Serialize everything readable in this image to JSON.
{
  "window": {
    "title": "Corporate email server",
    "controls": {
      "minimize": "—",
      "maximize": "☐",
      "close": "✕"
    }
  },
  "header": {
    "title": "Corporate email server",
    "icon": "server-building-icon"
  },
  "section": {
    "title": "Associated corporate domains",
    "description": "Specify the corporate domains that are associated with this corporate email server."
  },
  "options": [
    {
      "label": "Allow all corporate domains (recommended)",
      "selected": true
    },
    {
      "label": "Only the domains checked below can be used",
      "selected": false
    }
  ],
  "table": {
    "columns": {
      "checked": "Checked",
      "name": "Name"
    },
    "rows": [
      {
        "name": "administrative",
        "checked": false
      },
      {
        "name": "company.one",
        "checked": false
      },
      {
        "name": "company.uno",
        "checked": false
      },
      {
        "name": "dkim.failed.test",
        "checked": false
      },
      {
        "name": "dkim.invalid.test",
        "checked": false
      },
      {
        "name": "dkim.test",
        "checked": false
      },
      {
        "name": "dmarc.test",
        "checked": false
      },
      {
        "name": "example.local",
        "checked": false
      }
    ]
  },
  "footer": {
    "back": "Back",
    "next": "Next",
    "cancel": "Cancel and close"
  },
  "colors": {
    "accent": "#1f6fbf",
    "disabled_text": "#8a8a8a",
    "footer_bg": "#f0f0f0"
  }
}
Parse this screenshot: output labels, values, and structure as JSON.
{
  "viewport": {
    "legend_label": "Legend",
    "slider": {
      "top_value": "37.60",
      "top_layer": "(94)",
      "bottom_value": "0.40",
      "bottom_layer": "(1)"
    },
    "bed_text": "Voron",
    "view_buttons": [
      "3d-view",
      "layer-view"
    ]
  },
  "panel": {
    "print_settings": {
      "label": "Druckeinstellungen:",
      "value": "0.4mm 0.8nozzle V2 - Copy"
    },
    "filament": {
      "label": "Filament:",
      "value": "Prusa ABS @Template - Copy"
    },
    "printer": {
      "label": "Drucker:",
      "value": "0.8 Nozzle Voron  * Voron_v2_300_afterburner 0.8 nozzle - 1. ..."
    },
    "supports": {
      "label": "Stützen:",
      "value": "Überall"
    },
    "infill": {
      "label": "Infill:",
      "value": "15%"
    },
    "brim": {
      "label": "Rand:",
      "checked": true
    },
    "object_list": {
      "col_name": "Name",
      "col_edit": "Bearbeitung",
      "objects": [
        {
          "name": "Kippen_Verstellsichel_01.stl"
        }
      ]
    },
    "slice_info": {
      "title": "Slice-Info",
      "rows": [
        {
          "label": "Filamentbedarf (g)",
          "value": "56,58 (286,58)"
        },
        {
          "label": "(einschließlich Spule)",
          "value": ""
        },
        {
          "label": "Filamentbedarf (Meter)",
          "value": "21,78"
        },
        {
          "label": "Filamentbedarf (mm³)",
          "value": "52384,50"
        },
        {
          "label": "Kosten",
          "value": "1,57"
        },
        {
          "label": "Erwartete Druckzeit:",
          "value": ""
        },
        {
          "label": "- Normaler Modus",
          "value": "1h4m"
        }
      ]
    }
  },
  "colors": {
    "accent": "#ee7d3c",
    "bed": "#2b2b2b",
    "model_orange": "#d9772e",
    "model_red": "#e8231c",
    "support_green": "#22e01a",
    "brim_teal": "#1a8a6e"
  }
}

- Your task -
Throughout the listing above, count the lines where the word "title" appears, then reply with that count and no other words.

- Task output -
4